- [Problem to solve] In how many lines of the records does the string "digitalWrite" appear? State only the number.

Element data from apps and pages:
▼
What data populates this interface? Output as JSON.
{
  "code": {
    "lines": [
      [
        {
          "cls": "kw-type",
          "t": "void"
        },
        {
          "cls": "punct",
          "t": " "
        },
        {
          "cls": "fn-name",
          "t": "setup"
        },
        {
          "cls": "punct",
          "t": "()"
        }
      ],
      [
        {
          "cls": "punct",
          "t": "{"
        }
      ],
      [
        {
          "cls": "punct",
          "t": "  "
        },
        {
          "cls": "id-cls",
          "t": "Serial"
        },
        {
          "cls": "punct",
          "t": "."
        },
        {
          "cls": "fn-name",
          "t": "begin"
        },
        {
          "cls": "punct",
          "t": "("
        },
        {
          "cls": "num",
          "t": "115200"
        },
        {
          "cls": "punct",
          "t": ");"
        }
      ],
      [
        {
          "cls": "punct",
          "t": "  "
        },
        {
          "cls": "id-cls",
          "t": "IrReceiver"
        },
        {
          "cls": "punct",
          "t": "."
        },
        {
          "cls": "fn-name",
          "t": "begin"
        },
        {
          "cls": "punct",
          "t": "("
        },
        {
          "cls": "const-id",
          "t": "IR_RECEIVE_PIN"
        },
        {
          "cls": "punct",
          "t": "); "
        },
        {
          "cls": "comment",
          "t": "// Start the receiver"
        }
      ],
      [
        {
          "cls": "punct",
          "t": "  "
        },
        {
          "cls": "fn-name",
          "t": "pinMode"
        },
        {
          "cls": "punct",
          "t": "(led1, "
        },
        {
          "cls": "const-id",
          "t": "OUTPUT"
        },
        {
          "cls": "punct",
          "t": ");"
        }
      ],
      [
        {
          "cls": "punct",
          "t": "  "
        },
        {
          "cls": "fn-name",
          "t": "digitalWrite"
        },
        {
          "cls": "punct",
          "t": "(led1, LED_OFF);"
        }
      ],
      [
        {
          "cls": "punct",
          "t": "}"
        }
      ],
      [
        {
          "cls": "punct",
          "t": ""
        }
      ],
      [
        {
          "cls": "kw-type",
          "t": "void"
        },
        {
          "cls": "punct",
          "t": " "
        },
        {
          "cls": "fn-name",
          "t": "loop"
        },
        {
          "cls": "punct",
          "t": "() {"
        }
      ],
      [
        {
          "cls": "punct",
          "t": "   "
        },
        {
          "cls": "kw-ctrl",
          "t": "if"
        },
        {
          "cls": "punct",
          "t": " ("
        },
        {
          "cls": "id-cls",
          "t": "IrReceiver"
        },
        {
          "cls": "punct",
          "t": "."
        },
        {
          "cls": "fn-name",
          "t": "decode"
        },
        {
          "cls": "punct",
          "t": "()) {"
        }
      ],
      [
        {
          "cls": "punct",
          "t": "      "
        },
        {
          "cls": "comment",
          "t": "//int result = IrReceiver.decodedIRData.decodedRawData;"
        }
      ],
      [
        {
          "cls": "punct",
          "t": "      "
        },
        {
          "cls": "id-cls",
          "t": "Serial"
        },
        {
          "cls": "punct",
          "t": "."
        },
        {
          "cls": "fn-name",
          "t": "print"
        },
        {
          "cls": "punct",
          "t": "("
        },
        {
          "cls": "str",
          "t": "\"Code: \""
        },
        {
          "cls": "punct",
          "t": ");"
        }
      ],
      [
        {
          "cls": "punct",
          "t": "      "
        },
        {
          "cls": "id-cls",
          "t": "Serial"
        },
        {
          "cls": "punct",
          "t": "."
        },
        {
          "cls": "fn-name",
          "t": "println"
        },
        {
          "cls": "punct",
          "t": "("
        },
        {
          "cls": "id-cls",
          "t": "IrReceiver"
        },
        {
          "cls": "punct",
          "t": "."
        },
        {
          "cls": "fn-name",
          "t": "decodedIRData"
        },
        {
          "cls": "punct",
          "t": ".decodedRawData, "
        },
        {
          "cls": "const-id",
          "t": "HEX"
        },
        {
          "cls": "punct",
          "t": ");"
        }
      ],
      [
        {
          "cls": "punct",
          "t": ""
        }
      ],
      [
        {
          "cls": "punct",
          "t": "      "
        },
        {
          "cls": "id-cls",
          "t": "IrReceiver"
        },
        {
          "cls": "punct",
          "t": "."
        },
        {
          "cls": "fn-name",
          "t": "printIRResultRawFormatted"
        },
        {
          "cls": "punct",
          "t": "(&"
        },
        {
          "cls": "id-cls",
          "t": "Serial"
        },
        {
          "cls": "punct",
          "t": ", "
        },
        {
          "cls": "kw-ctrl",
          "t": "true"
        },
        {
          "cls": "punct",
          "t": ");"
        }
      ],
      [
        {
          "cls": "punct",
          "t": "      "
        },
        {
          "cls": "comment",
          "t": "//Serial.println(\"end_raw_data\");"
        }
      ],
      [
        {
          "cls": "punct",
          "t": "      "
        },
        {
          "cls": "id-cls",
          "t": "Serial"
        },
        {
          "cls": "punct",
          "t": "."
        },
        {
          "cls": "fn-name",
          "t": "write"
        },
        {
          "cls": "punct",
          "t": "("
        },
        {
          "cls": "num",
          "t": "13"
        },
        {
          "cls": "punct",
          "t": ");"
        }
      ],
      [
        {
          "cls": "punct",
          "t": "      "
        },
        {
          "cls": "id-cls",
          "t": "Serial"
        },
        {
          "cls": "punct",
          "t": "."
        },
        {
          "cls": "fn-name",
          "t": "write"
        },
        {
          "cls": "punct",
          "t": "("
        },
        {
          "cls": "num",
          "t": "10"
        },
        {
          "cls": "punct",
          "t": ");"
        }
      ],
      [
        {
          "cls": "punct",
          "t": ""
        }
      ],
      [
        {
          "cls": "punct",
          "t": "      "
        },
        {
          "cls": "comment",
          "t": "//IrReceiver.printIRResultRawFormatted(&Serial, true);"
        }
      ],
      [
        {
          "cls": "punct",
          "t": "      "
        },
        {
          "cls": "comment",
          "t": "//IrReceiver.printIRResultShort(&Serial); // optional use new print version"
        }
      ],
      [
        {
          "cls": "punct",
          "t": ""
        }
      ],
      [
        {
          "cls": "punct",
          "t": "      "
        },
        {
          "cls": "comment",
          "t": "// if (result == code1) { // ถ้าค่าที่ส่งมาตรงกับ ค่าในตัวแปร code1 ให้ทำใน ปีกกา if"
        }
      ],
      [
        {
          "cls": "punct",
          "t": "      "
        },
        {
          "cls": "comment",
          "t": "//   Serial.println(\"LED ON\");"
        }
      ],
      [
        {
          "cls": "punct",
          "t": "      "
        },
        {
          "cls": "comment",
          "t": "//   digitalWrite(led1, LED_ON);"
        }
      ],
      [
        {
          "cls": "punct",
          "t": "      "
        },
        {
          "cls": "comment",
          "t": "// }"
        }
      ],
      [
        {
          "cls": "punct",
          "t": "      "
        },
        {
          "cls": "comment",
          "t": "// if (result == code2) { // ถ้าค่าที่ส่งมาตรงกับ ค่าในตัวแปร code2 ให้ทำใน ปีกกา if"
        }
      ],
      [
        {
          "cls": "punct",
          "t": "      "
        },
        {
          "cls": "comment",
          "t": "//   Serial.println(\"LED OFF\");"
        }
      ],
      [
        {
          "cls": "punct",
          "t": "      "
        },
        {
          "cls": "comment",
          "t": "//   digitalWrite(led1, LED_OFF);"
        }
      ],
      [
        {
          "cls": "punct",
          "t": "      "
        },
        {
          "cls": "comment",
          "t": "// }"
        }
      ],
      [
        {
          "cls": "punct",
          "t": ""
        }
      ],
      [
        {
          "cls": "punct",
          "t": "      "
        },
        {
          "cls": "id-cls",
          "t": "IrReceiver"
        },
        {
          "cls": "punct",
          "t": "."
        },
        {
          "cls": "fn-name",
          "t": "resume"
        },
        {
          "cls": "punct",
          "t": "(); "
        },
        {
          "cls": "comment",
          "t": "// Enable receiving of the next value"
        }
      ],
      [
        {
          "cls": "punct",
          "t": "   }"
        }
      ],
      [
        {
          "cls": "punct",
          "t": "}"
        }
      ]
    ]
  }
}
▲
- [Your solution] 3